Assignment - The output should be every line below that includes the word "Database".

Stored data entries:
·····
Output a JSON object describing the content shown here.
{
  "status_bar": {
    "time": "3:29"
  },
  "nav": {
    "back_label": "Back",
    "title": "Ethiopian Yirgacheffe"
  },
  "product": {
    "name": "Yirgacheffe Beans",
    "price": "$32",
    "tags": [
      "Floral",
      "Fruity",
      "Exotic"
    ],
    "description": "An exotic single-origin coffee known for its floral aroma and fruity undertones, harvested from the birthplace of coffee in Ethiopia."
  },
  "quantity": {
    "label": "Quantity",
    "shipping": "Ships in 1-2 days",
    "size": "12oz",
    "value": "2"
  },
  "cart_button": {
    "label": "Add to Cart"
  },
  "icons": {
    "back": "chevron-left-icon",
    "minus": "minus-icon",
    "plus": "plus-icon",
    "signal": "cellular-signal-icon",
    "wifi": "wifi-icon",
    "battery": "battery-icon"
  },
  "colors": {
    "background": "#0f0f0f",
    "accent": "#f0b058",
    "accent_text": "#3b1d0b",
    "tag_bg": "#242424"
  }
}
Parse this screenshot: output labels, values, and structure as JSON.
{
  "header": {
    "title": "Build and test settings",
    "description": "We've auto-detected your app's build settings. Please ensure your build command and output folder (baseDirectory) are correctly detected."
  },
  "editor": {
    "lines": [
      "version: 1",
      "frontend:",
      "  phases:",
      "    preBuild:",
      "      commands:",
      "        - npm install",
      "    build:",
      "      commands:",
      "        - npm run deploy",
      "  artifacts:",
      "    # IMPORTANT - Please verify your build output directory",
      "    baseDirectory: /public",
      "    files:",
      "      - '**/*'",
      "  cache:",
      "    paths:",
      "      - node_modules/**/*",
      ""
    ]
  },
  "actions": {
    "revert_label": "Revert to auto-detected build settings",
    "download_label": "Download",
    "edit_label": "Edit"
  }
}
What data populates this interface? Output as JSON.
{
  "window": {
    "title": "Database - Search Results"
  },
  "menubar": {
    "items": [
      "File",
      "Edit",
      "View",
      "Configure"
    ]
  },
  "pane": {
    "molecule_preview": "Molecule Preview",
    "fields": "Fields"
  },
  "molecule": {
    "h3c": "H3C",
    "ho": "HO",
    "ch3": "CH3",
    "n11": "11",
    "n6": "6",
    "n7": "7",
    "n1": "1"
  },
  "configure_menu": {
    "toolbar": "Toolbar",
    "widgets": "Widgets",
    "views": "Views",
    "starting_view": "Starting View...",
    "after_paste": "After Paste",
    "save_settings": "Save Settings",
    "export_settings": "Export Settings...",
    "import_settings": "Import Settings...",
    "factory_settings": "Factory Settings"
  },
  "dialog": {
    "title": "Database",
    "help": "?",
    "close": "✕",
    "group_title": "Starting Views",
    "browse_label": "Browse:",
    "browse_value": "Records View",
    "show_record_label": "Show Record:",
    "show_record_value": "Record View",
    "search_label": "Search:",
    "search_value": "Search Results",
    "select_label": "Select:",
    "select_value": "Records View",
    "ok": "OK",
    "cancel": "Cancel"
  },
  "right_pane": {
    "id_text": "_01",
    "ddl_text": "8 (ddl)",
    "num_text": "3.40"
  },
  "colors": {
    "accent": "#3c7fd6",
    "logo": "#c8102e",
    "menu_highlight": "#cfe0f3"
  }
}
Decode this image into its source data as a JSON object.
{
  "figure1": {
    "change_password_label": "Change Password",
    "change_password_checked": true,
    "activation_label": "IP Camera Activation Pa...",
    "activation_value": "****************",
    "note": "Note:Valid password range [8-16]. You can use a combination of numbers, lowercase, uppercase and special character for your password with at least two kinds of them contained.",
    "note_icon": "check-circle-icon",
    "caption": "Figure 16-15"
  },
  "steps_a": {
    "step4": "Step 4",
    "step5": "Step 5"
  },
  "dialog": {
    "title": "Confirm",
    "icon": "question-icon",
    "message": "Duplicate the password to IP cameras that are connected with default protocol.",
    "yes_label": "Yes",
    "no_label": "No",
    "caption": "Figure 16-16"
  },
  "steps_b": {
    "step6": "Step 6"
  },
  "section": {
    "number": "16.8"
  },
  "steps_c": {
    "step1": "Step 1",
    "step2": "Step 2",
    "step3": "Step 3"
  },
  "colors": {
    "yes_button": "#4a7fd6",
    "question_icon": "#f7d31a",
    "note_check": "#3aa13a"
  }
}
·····
Exercise result -
    "title": "Database - Search Results"
    "title": "Database",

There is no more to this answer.